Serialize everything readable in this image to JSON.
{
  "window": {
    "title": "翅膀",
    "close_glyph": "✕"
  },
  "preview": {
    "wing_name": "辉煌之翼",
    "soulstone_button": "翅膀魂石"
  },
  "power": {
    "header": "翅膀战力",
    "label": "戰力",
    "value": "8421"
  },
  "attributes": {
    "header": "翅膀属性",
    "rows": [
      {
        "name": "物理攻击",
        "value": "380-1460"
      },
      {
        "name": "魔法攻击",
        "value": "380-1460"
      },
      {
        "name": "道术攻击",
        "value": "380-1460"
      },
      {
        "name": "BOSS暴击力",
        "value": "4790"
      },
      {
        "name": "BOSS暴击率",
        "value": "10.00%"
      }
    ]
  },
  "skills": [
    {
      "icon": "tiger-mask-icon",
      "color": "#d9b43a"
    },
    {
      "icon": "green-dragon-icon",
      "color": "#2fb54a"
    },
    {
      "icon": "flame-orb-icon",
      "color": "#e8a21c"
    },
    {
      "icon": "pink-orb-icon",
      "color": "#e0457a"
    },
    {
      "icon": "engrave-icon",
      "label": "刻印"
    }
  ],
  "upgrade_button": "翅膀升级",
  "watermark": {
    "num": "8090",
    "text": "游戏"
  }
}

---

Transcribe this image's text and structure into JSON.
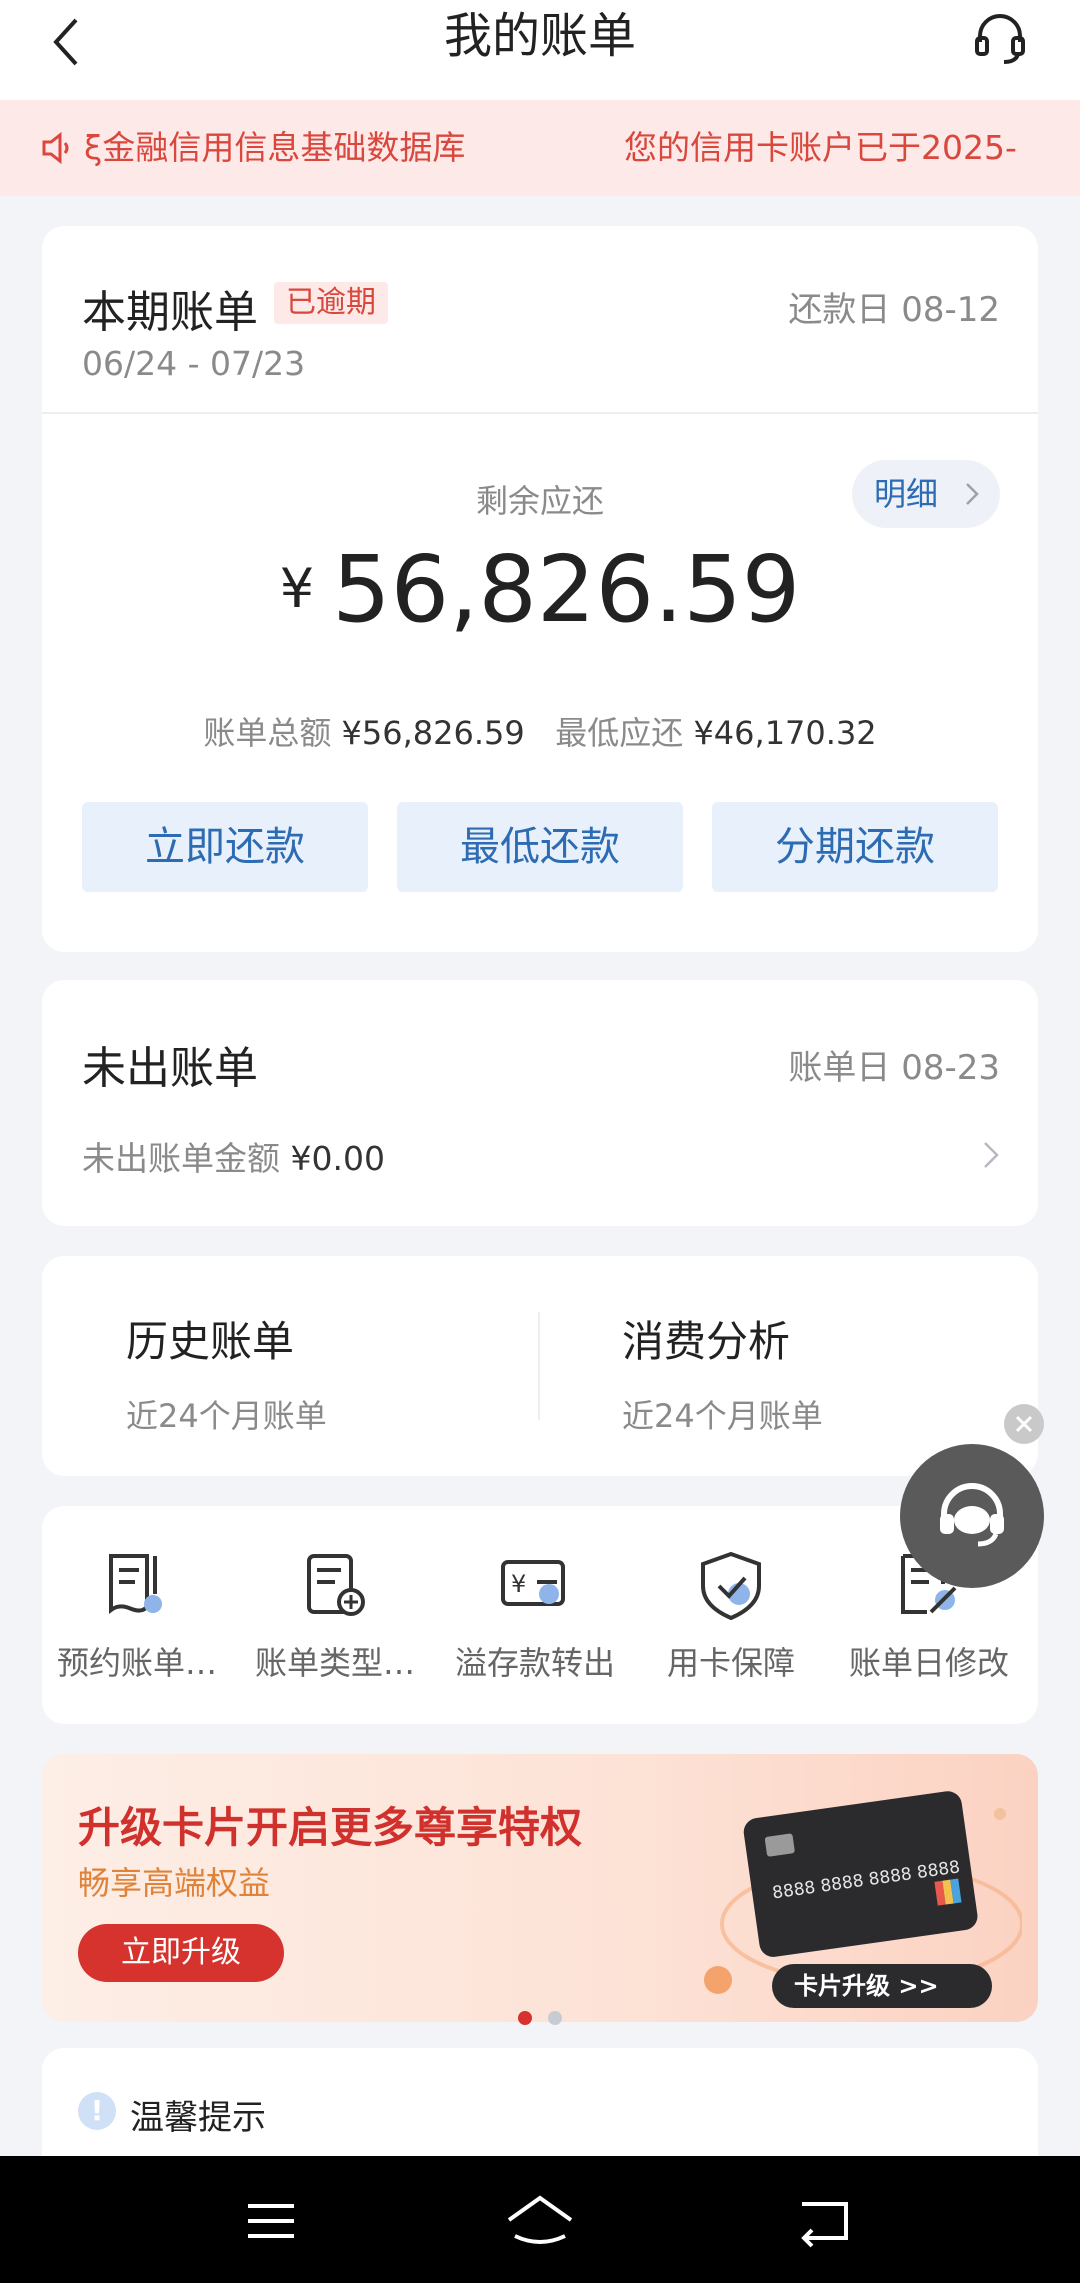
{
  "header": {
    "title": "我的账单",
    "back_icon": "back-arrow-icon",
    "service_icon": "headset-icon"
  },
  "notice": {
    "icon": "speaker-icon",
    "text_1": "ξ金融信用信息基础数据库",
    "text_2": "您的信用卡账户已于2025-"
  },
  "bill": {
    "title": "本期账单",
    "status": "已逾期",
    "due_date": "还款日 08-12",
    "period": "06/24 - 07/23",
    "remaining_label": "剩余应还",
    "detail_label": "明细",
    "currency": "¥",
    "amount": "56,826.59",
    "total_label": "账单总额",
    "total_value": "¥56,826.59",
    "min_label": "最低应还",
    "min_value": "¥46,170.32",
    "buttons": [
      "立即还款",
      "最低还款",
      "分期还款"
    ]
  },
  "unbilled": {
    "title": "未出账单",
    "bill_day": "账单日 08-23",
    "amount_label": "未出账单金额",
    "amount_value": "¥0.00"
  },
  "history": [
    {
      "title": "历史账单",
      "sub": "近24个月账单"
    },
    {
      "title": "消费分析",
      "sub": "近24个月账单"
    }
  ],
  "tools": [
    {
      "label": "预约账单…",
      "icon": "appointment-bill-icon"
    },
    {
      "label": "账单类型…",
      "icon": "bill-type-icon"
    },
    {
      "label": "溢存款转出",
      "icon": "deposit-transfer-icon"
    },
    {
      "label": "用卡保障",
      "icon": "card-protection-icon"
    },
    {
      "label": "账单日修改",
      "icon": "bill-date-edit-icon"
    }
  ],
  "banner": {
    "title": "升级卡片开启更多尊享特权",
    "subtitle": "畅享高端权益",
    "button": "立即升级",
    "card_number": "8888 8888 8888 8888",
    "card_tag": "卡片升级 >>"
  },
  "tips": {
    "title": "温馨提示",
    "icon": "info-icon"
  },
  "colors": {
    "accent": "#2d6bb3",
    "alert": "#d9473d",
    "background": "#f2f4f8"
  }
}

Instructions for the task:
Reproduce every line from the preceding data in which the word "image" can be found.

Response:
Serialize everything readable in this image to JSON.
Transcribe this image's text and structure into JSON.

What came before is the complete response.